When Harford public schools open four years from now for a new school season, halls and classrooms could be packed by more than 20,000 elementary school students -- about 4,000 more than were enrolled this year.
Ensuring there are enough schools and classrooms to handle that influx in September 1996 is one reason County Executive Eileen M.Rehrmann is proposing that Harford venture into the bond market beginning in the next fiscal year, which starts July 1.
Rehrmann advocates borrowing an estimated $63.8 million on the bond market over the next six years to pay for the county's share of construction costs of new schools and for the high cost of sealing and closing the Tollgate landfill. The executive's plan calls for borrowing $13.1 million on the bond market this fall and an average of $10 million annually for the next five years.
Over the same six-year period, Rehrmann proposes using about $17.8 million in pay-as-you-go dollars or cash for other capital purchases such as furniture and equipment for schools.
Despite the new bond sales, the county's payments on its bond debt -- about $5 million annually now -- wouldn't change much, said James M. Jewell, the county treasurer.
That's becausethe county would be paying off old debts each year as it sold new bonds, Jewell said.
Whether Harford ventures into the market for bonds other than those issued for water and sewer projects -- which are paid back through user charges -- depends on the County Council, which has final say over county bond sales.
Some County Council members have expressed concern about Rehrmann's proposal to borrow money soheavily in the bond market. But Rehrmann and Larry Klimovitz, director of administration, say the county's infrastructure needs are so great that a delay in addressing them might result in higher costs if they are allowed to drift until cash is available.
"We have to provide public schools, open space, gyms used by parks and recreation, economic development and libraries for our growing population, and we've got to maintain what we've got," Klimovitz said.
"We hope that 'pay-go' goes up and the bond usage goes down, but it's hard to project that far in advance."
School construction needs highlight the dilemma.

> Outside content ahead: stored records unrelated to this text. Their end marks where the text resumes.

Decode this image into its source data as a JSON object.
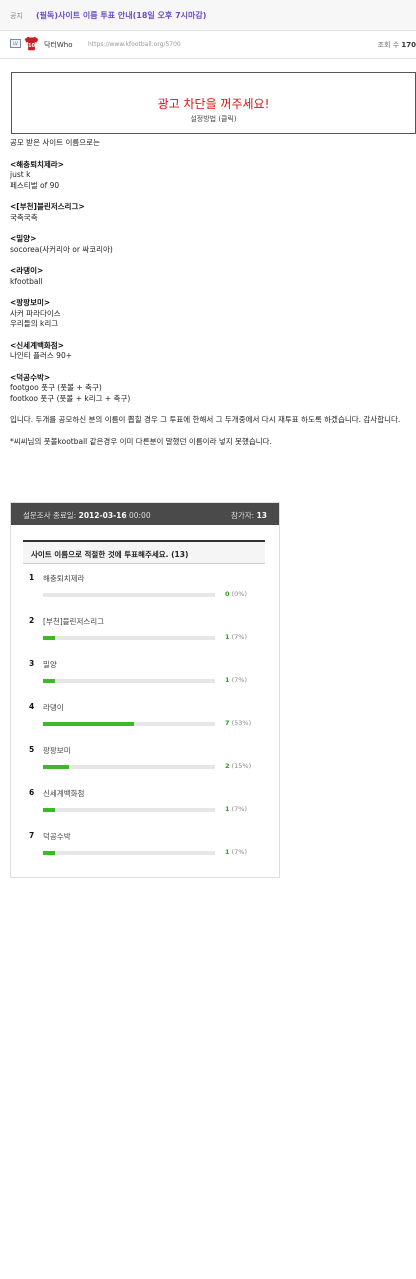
{
  "header": {
    "notice_tag": "공지",
    "title": "(필독)사이트 이름 투표 안내(18일 오후 7시마감)"
  },
  "author": {
    "name": "닥터Who",
    "jersey_number": "10",
    "url": "https://www.kfootball.org/5700",
    "views_label": "조회 수",
    "views_value": "170"
  },
  "ad": {
    "title": "광고 차단을 꺼주세요!",
    "subtitle": "설정방법 (클릭)"
  },
  "content": {
    "intro": "공모 받은 사이트 이름으로는",
    "candidates": [
      {
        "title": "<해충퇴치제라>",
        "lines": [
          "just k",
          "페스티벌 of 90"
        ]
      },
      {
        "title": "<[부천]블린저스리그>",
        "lines": [
          "국축국축"
        ]
      },
      {
        "title": "<밀양>",
        "lines": [
          "socorea(사커리아 or 싸코리아)"
        ]
      },
      {
        "title": "<라댕이>",
        "lines": [
          "kfootball"
        ]
      },
      {
        "title": "<팡팡보미>",
        "lines": [
          "사커 파라다이스",
          "우리들의 k리그"
        ]
      },
      {
        "title": "<신세계백화점>",
        "lines": [
          "나인티 플러스 90+"
        ]
      },
      {
        "title": "<덕공수박>",
        "lines": [
          "footgoo 풋구 (풋볼 + 축구)",
          "footkoo 풋구 (풋볼 + k리그 + 축구)"
        ]
      }
    ],
    "closing": "입니다. 두개를 공모하신 분의 이름이 뽑힐 경우 그 투표에 한해서 그 두개중에서 다시 재투표 하도록 하겠습니다. 감사합니다.",
    "footnote": "*씨씨님의 풋볼kootball 같은경우 이미 다른분이 말했던 이름이라 넣지 못했습니다."
  },
  "poll": {
    "end_label": "설문조사 종료일:",
    "end_date": "2012-03-16",
    "end_time": "00:00",
    "participants_label": "참가자:",
    "participants": "13",
    "question": "사이트 이름으로 적절한 것에 투표해주세요. (13)",
    "options": [
      {
        "num": "1",
        "label": "해충퇴치제라",
        "votes": "0",
        "percent": "(0%)",
        "fraction": 0.0
      },
      {
        "num": "2",
        "label": "[부천]블린저스리그",
        "votes": "1",
        "percent": "(7%)",
        "fraction": 0.07
      },
      {
        "num": "3",
        "label": "밀양",
        "votes": "1",
        "percent": "(7%)",
        "fraction": 0.07
      },
      {
        "num": "4",
        "label": "라댕이",
        "votes": "7",
        "percent": "(53%)",
        "fraction": 0.53
      },
      {
        "num": "5",
        "label": "팡팡보미",
        "votes": "2",
        "percent": "(15%)",
        "fraction": 0.15
      },
      {
        "num": "6",
        "label": "신세계백화점",
        "votes": "1",
        "percent": "(7%)",
        "fraction": 0.07
      },
      {
        "num": "7",
        "label": "덕공수박",
        "votes": "1",
        "percent": "(7%)",
        "fraction": 0.07
      }
    ]
  },
  "colors": {
    "title": "#6a4ec9",
    "ad_title": "#e01010",
    "bar": "#3cba25"
  }
}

To provide desks, chairs and room for the projected 24,000 elementary students, county administrators and school officials say, the county, which has 26 elementary schools today, will have to buildseven new elementary schools by 1996.
As it is, half of the county's elementary schools have between one and six relocatable classrooms, each holding about 25 students, to relieve overcrowding.
Because the county pays 35 percent of the cost of building new schools, Harford's share of the cost of seven new elementary schools would be about $2 million for each school. The average cost of building an elementary school is about $6 million.
Instead of paying cash for the county's share of the new schools,as the county has done for the past few years, Rehrmann has proposed borrowing in the bond market.
"By going to the bond market, the people who are creating a strain on services by coming into the county can help pay for a portion of the improvements to the infrastructure," said Rehrmann.
"We have not abandoned 'pay-go' projects. If revenues pick up, then you can begin to use pay-go money. But the revenues just aren't there like they used tobe."
Most of the money Rehrmann wants to borrow on the bond market over the next six years would be used to pay for:
* The county's35 percent share of the construction cost of new schools and the acquisition of new school sites.
* Major environmental projects, suchas the $7 million closing of the Tollgate landfill.
* Renovating and repairing county buildings and roofs.
* Expanding county buildings, such as the $4 million expansion of the county detention center.
Klimovitz said those projects would be paid with bond money because the product -- the new buildings or roofs -- could be used for atleast 20 years -- the average term of a bond issue.
Projects or equipment with a shorter life, such as furniture and equipment for newschools and a recycling center, would be paid for with pay-as-you-gomoney or cash in hand, Klimovitz said.
But instead of relying on a cash surplus at the end of the one fiscal year to pay for pay-as-you-go projects started the following year, as the county has done in the past, Rehrmann has proposed planning ahead for those projects.
Under Rehrmann's plan, the county would set aside about $5.6 million for use as pay-as-you-go money for capital projects for the fiscal year beginning July 1.
Between 1992 and 1997, the county would spendabout $2 million each year on those projects.
Jewell, the county treasurer, said the county's annual debt service will remain in the $5 million to $7 million range as a result of the plan.